Abstract # 101:

Scheduled for Saturday, August 26, 2017 02:15 PM-02:30 PM: (National Ballroom Salon B) Oral Presentation


A. N. Mancini1,2, A. Chandrashekar3 and A. L. Baden1,2,3
1The Graduate Center of The City University of New York, Department of Anthropology, 365 Fifth Ave. , New York, NY 10016, USA, 2New York Consortium in Evolutionary Primatology , 3Hunter College of The City University of New York, New York, NY 10065
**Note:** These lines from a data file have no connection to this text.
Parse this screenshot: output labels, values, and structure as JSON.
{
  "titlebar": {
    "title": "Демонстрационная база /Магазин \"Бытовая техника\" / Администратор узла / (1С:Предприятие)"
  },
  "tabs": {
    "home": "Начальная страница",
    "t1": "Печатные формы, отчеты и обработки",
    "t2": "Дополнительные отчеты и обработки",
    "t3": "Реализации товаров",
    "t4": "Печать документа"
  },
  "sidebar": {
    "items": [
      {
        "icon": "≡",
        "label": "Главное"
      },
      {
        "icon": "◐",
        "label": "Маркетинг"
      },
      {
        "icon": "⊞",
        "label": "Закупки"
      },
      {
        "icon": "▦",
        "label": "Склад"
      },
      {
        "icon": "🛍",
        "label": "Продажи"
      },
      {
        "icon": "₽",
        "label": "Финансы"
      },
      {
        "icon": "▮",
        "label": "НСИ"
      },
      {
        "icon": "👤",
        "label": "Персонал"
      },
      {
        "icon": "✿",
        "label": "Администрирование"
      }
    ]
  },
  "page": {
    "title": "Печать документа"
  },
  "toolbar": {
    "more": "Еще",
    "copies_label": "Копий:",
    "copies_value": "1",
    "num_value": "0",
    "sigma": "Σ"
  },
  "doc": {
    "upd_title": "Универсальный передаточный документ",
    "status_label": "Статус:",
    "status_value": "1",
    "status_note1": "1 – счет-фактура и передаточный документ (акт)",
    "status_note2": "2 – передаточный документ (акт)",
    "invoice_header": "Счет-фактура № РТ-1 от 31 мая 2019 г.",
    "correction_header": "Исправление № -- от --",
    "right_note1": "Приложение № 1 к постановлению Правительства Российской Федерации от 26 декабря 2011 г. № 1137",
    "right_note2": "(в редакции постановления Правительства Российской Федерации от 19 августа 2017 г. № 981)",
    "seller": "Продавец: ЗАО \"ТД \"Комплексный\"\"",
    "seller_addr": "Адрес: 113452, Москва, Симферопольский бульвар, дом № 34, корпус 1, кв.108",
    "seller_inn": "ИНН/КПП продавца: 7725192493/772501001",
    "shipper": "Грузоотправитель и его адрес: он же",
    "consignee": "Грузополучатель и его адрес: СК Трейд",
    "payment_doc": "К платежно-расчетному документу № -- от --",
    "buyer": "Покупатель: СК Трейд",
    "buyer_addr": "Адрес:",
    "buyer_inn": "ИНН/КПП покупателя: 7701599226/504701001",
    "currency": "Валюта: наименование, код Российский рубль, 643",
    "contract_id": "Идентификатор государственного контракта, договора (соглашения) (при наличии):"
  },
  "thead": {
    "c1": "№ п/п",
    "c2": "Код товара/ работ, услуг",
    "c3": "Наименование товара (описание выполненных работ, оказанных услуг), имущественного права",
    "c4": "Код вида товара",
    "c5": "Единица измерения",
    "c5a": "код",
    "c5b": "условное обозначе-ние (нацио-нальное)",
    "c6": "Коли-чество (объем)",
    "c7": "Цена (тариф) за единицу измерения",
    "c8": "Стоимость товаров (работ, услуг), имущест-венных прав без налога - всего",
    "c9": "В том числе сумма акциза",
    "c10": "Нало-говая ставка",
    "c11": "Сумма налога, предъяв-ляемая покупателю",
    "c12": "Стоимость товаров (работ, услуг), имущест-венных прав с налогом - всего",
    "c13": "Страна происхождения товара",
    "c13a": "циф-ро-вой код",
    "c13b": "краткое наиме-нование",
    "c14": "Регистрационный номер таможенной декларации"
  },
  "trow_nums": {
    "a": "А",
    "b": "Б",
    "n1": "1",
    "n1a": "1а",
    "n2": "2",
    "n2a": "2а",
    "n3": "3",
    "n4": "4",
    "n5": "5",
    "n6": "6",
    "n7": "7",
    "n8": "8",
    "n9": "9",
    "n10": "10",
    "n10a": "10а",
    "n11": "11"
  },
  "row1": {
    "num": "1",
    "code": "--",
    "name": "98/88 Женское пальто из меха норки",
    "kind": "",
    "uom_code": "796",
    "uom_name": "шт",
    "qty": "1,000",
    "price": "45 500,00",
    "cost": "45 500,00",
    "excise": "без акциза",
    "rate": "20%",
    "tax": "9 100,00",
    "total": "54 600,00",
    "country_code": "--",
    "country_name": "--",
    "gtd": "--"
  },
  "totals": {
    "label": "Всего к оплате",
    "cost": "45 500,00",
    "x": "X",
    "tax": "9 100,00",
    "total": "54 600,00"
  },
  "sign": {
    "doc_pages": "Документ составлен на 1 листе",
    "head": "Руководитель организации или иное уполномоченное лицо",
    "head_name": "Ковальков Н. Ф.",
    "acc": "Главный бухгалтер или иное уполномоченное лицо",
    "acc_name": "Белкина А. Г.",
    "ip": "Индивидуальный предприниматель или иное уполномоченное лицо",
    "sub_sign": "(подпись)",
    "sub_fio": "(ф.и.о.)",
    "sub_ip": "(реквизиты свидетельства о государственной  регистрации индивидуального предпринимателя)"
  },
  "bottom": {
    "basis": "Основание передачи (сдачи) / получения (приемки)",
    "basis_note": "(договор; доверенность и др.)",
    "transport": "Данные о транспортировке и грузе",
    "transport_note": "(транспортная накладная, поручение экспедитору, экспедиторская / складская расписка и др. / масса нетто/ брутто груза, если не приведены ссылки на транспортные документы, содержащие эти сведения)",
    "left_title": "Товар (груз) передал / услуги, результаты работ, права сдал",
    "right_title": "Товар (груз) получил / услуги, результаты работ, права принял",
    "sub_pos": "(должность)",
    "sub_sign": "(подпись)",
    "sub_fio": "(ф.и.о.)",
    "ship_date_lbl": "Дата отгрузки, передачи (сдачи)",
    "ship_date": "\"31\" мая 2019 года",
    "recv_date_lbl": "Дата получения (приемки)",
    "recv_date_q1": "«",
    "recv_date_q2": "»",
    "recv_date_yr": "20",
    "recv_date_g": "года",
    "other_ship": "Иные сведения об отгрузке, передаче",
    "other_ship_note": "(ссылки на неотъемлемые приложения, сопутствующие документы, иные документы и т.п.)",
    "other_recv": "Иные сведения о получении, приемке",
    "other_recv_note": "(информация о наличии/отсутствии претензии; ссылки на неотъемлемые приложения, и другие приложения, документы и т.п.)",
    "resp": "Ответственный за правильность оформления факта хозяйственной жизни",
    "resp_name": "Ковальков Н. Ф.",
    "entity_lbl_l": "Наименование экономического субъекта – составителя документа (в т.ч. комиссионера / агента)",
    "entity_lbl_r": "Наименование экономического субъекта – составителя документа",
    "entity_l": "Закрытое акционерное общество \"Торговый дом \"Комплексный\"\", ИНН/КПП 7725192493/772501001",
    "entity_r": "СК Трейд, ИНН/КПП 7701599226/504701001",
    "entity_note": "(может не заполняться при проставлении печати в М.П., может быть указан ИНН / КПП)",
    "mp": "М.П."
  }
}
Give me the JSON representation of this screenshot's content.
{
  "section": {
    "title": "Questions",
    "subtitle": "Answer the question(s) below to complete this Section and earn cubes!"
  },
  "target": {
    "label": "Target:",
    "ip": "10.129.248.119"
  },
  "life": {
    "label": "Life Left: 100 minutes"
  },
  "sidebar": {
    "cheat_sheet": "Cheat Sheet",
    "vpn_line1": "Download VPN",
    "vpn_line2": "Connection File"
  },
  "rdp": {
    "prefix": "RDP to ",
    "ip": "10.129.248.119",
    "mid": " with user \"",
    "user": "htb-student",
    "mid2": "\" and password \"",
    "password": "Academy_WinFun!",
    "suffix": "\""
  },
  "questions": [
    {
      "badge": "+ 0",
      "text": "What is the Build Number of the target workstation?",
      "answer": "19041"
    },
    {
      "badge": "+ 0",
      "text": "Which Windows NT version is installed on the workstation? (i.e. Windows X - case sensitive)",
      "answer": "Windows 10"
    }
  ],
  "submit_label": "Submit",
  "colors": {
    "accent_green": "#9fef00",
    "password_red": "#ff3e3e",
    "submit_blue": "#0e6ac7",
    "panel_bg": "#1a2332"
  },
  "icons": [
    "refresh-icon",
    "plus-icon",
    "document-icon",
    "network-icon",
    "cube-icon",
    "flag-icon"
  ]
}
     Habitat loss and fragmentation are among the greatest extinction threats to species worldwide. Large, continuous tracts of forest- such as those found in national parks- are considered crucial for protecting biodiversity and maintaining population cohesion and genetic variability across taxa. We sought to determine the efficacy with which a national park maintained genetic structure and diversity within the Critically Endangered black-and-white ruffed lemur (Varecia variegata). To achieve this, we collected 97 fecal samples from adult V. variegata at four locations within Ranomafana National Park (RNP) and identified 38 individuals using a suite of ten microsatellite markers. These data was used to evaluate genetic diversity and population genetic structure, as well as to test for evidence of population bottleneck signal. Both a Bayesian cluster analysis and a multivariate clustering method provided evidence for one genetic population within RNP. Mean number of alleles per locus was 4.00, and observed and expected heterozygosity were 0.628 and 0.624, respectively. These levels of genetic variability are similar to a previous study performed within the park, albeit lower than in several other lemur taxa. Additionally, evidence for a recent population bottleneck was found under all three mutation models assessed. Together, these results suggest that RNP has been successful in maintaining gene flow in V. variegata, although this population may have suffered a recent decline in population size and genetic diversity.